▸ YOUR TASK
Where does the string "true" appear? Copy every line of the entries below that holds it.

Records from a data collection
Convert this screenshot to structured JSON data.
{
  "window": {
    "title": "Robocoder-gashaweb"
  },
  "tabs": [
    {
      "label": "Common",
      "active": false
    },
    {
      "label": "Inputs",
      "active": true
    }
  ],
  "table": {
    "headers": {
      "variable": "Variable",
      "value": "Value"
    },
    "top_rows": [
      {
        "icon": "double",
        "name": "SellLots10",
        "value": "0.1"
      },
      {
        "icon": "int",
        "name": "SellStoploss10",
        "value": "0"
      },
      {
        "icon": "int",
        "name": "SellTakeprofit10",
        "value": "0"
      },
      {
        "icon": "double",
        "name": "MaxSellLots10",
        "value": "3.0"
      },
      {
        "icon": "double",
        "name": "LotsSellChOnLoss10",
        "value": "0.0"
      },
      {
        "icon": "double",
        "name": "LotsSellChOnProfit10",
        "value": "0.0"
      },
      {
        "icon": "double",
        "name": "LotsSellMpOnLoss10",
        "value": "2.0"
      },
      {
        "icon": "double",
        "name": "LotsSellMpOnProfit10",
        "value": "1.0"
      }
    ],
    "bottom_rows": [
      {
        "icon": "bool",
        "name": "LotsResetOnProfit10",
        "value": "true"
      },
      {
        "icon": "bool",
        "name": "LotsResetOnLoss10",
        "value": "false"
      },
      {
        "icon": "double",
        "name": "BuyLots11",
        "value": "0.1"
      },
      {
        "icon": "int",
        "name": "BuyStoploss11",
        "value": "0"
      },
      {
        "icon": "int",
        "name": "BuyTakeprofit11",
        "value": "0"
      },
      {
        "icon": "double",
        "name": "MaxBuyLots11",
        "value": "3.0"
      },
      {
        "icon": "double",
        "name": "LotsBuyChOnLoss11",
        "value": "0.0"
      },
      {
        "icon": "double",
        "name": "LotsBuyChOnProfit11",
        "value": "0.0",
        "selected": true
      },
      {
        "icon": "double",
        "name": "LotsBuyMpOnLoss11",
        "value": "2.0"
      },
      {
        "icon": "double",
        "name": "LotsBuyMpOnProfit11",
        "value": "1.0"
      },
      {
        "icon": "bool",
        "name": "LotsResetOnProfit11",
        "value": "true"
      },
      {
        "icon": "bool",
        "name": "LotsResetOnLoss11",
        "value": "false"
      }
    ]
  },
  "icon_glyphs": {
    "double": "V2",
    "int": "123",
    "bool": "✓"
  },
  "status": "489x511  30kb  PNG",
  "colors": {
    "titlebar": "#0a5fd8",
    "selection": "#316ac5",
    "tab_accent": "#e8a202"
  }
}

▸ ANSWER SECTION
      "active": true
        "value": "true"
        "selected": true
        "value": "true"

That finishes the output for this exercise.